According to a recent study published on the journal Nature Communications last Dec. 6, 2016, the population of mosquitoes have increased almost ten-fold over the last 50 years especially in New York, New Jersey, and California.
New study reveals a breakthrough discovery that could possibly help put an end to mosquito-borne diseases in continents as big as Africa.
The answer to mosquito-borne illnesses? Perhaps even more mosquitoes.
Imagine witnessing millions of blood-sucking insects swarming before your eyes. Early this August, a horrifying, huge, vertical swarm of mosquitoes was filmed in Russia. A tornado itself is already terrifying, but a tornado of mosquitoes is far more bone-chilling.
A new study suggests that natural plant-sugars could affect the relationship between Anopheles mosquito and Plasmodium parasite, resulting to possible decrease or increase of malaria transmission.
Sleeping next to a live chicken is a more natural way of repelling malaria-causing mosquitoes, study finds.
Medical authorities are warning that the Zika virus may already be spreading through Texas, California, Arizona and other parts of the U.S. where the summer weather fosters an inviting habitat for mosquitoes. Outbreaks may remain hidden until mothers begin giving birth to afflicted babies.
A baby with Zika-related microcephaly was born in New Jersey, a first for the New York tri-state. The mother contracted the Zika virus during a trip to Honduras.
In a press conference, the Centers for Disease Control and Prevention (CDC) said that the Zika virus seems to be scarier than what they initially thought.
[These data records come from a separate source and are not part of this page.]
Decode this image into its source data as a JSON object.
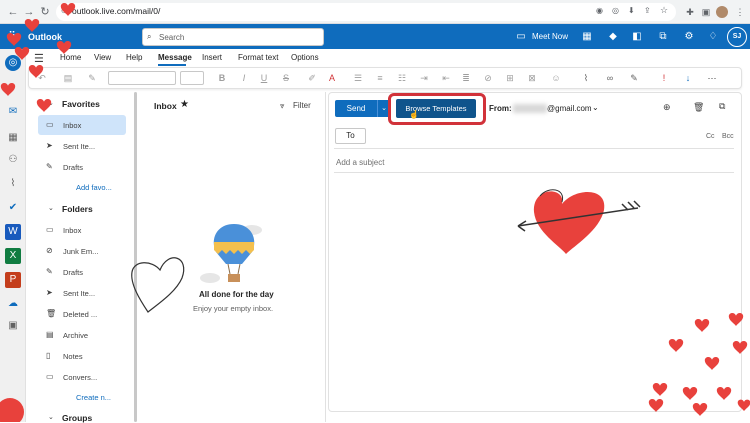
{
  "browser": {
    "url": "outlook.live.com/mail/0/",
    "icons": [
      "back-icon",
      "forward-icon",
      "reload-icon",
      "site-info-icon",
      "eye-icon",
      "extension-icon",
      "download-icon",
      "share-icon",
      "star-icon",
      "puzzle-icon",
      "sidepanel-icon",
      "profile-icon",
      "menu-icon"
    ]
  },
  "outlook": {
    "app_name": "Outlook",
    "search_placeholder": "Search",
    "meet_now": "Meet Now",
    "avatar_initials": "SJ",
    "ribbon_tabs": [
      "Home",
      "View",
      "Help",
      "Message",
      "Insert",
      "Format text",
      "Options"
    ],
    "active_tab": "Message"
  },
  "folders": {
    "favorites_title": "Favorites",
    "favorites": [
      {
        "label": "Inbox",
        "icon": "inbox-icon",
        "selected": true
      },
      {
        "label": "Sent Ite...",
        "icon": "send-icon",
        "selected": false
      },
      {
        "label": "Drafts",
        "icon": "drafts-icon",
        "selected": false
      }
    ],
    "add_favorite": "Add favo...",
    "folders_title": "Folders",
    "folder_items": [
      {
        "label": "Inbox",
        "icon": "inbox-icon"
      },
      {
        "label": "Junk Em...",
        "icon": "junk-icon"
      },
      {
        "label": "Drafts",
        "icon": "drafts-icon"
      },
      {
        "label": "Sent Ite...",
        "icon": "send-icon"
      },
      {
        "label": "Deleted ...",
        "icon": "trash-icon"
      },
      {
        "label": "Archive",
        "icon": "archive-icon"
      },
      {
        "label": "Notes",
        "icon": "notes-icon"
      },
      {
        "label": "Convers...",
        "icon": "folder-icon"
      }
    ],
    "create_new": "Create n...",
    "groups_title": "Groups"
  },
  "message_list": {
    "title": "Inbox",
    "filter_label": "Filter",
    "empty_title": "All done for the day",
    "empty_subtitle": "Enjoy your empty inbox."
  },
  "compose": {
    "send_label": "Send",
    "templates_label": "Browse Templates",
    "from_label": "From:",
    "from_value": "@gmail.com",
    "to_label": "To",
    "cc_label": "Cc",
    "bcc_label": "Bcc",
    "subject_placeholder": "Add a subject"
  },
  "colors": {
    "brand_blue": "#0f6cbd",
    "highlight_red": "#d1323a",
    "heart_red": "#e8413c"
  }
}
This is after a Brazilian team of scientists discovered that it is possible for the Zika virus to trigger an immune attack on the central nervous system of adults.
Biologists have genetically engineered mosquitoes to reduce populations of mosquitoes carrying Zika virus, which is linked to a birth defect known as microencephaly. The hope is this will help stop the virus from spreading to the Americas and reduce the number of people impacted.
Asian tiger mosquitoes prefer to lay their eggs near flowers, suggesting we could lure these pests into traps using certain flower fragrances. This could help control the spread of mosquito-transmitted disease.
Rare Hawaiian forest birds may lose half of their natural high-elevation habitat by the end of the century, thanks to climate shifts and disease outbreaks.
Indian Mynas are also carrying exotic strands of avian malaria which is threatening native wildlife.
CRISPR, a gene-editing system, could have serious consequences if rapidly spreading genes end up in the wrong species.